Captain Fred Reid
I’ve always been a huge sports fan, and lately, I have been watching the documentary produced by Netflix about Michael Jordan. “The Last Dance” connects storylines spanning from Jordan’s childhood, to his championships and retirement. It’s been very interesting for me as I remember, quite well, cheering on the Bulls as a kid.
One of the things that keeps coming to light in the documentary, is Jordan’s insatiable drive to be the best. He wasn’t just content on winning, he wanted to humiliate his opponents. So much so, that he would create perceived slights in his own head as motivation to destroy the competition. His number one priority was being the best - winning at all costs.
It’s not a secret though, that Jordan’s pursuit of greatness did come at a cost. He wasn’t a nice guy. When asked of his teammates, one said, “Mike couldn’t be a nice guy.” In the pursuit of greatness, Jordan sacrificed his relationships and reputation. The commercials I remember telling me to, “be like Mike,” were apparently marketing strategy at best - something that even Jordan himself acknowledged. But the fact remains - Jordan’s singular focus of being the best basketball player ever had impact - both positive, and negative; momentary and lasting.
Now, of course I’m not Jordan, so I ask myself, “What do I pursue?” “What is it in my life that I am willing to sacrifice everything I have (and am) in the pursuit of?” For me, that truth lies in Scripture and is echoed in the words of Paul: (quoting the Message Paraphrase here, due to its very down to earth language)
“The very credentials these people are waving around as something special, I’m tearing up and throwing out with the trash—along with everything else I used to take credit for. And why? Because of Christ. Yes, all the things I once thought were so important are gone from my life. Compared to the high privilege of knowing Christ Jesus as my Master, firsthand, everything I once thought I had going for me is insignificant—dog dung. I’ve dumped it all in the trash so that I could embrace Christ and be embraced by him. I didn’t want some petty, inferior brand of righteousness that comes from keeping a list of rules when I could get the robust kind that comes from trusting Christ—God’s righteousness.

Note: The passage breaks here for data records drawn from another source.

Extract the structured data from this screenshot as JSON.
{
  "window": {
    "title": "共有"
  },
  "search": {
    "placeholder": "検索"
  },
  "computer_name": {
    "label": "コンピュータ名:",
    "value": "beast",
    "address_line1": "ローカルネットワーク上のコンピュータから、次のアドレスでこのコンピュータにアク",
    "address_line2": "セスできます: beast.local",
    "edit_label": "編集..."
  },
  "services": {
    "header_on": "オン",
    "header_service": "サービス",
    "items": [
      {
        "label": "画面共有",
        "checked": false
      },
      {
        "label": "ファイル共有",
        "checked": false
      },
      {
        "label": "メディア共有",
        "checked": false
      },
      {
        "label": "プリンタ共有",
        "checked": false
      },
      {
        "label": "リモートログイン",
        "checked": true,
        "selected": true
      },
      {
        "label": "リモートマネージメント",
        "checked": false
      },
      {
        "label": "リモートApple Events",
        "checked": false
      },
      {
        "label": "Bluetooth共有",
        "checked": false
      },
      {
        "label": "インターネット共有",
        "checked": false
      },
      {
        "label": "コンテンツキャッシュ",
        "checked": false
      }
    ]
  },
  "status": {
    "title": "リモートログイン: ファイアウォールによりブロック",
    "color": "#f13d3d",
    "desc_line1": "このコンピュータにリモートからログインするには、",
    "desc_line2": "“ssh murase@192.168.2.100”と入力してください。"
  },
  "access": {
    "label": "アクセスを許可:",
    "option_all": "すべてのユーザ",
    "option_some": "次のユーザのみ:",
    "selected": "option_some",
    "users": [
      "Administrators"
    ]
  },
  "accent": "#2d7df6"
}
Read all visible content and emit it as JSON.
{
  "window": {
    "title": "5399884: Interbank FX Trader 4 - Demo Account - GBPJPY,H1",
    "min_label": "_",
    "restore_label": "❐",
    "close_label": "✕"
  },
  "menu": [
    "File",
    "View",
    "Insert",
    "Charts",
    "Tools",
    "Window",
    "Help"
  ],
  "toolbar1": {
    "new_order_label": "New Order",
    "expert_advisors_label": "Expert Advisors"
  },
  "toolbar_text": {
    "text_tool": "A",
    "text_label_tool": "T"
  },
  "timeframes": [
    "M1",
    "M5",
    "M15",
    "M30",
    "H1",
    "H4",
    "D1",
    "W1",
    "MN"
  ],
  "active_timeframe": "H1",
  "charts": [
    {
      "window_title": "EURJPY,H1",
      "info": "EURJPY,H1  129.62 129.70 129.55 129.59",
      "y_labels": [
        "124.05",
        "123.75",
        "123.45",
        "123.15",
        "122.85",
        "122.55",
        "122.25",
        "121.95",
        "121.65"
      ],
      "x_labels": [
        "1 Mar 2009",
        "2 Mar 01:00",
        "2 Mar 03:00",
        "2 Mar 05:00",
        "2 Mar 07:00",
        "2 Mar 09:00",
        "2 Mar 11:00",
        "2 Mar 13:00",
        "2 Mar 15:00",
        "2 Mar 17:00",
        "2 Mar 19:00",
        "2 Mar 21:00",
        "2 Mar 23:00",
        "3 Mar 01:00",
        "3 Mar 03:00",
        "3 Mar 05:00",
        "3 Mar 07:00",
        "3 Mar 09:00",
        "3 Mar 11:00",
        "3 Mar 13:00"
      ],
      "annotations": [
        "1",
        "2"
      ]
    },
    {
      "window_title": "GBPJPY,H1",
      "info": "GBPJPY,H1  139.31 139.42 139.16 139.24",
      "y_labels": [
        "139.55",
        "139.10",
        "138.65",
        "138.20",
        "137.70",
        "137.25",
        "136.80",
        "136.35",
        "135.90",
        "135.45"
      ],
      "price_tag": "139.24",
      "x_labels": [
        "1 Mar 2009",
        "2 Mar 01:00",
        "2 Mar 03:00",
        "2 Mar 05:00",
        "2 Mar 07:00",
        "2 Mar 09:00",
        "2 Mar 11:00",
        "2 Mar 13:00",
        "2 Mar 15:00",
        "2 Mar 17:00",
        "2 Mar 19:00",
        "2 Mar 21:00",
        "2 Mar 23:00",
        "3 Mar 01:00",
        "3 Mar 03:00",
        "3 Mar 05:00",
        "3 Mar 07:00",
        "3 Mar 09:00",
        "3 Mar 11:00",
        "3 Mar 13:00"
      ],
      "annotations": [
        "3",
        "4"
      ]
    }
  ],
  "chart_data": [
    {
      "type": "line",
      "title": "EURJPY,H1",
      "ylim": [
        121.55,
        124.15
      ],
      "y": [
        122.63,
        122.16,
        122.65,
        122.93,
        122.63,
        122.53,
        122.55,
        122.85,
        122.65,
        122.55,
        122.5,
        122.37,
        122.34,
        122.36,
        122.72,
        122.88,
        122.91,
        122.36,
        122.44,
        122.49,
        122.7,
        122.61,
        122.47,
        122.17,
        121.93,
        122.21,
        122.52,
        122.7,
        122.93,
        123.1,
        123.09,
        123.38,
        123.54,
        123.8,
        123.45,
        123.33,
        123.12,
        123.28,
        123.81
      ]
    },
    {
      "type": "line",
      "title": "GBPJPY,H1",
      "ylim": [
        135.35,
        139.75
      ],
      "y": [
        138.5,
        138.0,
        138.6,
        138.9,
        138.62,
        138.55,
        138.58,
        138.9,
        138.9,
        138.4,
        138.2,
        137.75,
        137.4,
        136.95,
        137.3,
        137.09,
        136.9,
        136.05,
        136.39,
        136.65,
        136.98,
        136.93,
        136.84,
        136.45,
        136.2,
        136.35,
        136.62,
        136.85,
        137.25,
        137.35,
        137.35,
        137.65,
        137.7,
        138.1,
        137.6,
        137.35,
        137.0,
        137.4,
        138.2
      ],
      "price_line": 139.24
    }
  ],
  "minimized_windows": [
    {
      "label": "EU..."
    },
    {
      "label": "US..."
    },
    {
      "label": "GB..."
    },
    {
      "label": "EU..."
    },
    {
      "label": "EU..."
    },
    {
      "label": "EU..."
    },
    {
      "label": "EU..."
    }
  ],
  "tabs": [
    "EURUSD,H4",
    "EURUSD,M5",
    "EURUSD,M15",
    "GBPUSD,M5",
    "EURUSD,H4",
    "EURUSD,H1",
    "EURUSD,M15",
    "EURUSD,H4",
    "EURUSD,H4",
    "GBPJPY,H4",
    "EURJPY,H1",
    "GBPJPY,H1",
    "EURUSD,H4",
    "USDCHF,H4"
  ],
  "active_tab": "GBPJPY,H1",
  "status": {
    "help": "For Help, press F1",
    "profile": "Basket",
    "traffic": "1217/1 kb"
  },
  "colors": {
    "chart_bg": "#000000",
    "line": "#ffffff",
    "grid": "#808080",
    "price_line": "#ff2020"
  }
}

I gave up all that inferior stuff so I could know Christ personally, experience his resurrection power, be a partner in his suffering, and go all the way with him to death itself. If there was any way to get in on the resurrection from the dead, I wanted to do it.” (Philippians 3:7-11 The Message Paraphrase).
What am I called to pursue above all else? God’s Righteousness.
What really matters in life is how we understand and pursue our relationship with Christ. Anything else can be counted as loss. Christians, are we pursuing our relationship with Christ with the same tenacity and unrelenting resolve as Jordan pursued basketball? What if we dedicated our very being, every waking moment to pursuing righteousness through relationship with Jesus Christ and to serving Him daily? What would our lives look like then?
I have a very good friend who once told me that, “nothing is made worse because there is more of Jesus in it.” He is right, and I’ve proved it over and over in my own life - enough times that I have learned to continually seek more and more of Jesus.
I pray that in these days of uncertainty, uneasiness and distraction, that we would be in constant pursuit of Christ. This prayer echoes the words of a wonderful worship song by Graham Kendrick. And so are we willing to dedicate ourselves to the pursuit of righteousness - not for personal recognition or for championships or for accolade or awards - but simply because knowing Jesus is the greatest gift of all.
All I once held dear, built my life upon All this world reveres, and wars to own All I once thought gain I have counted loss Spent and worthless now, compared to this
Knowing you, Jesus Knowing you, there is no greater thing You're my all, you're the best You're my joy, my righteousness And I love you, Lord.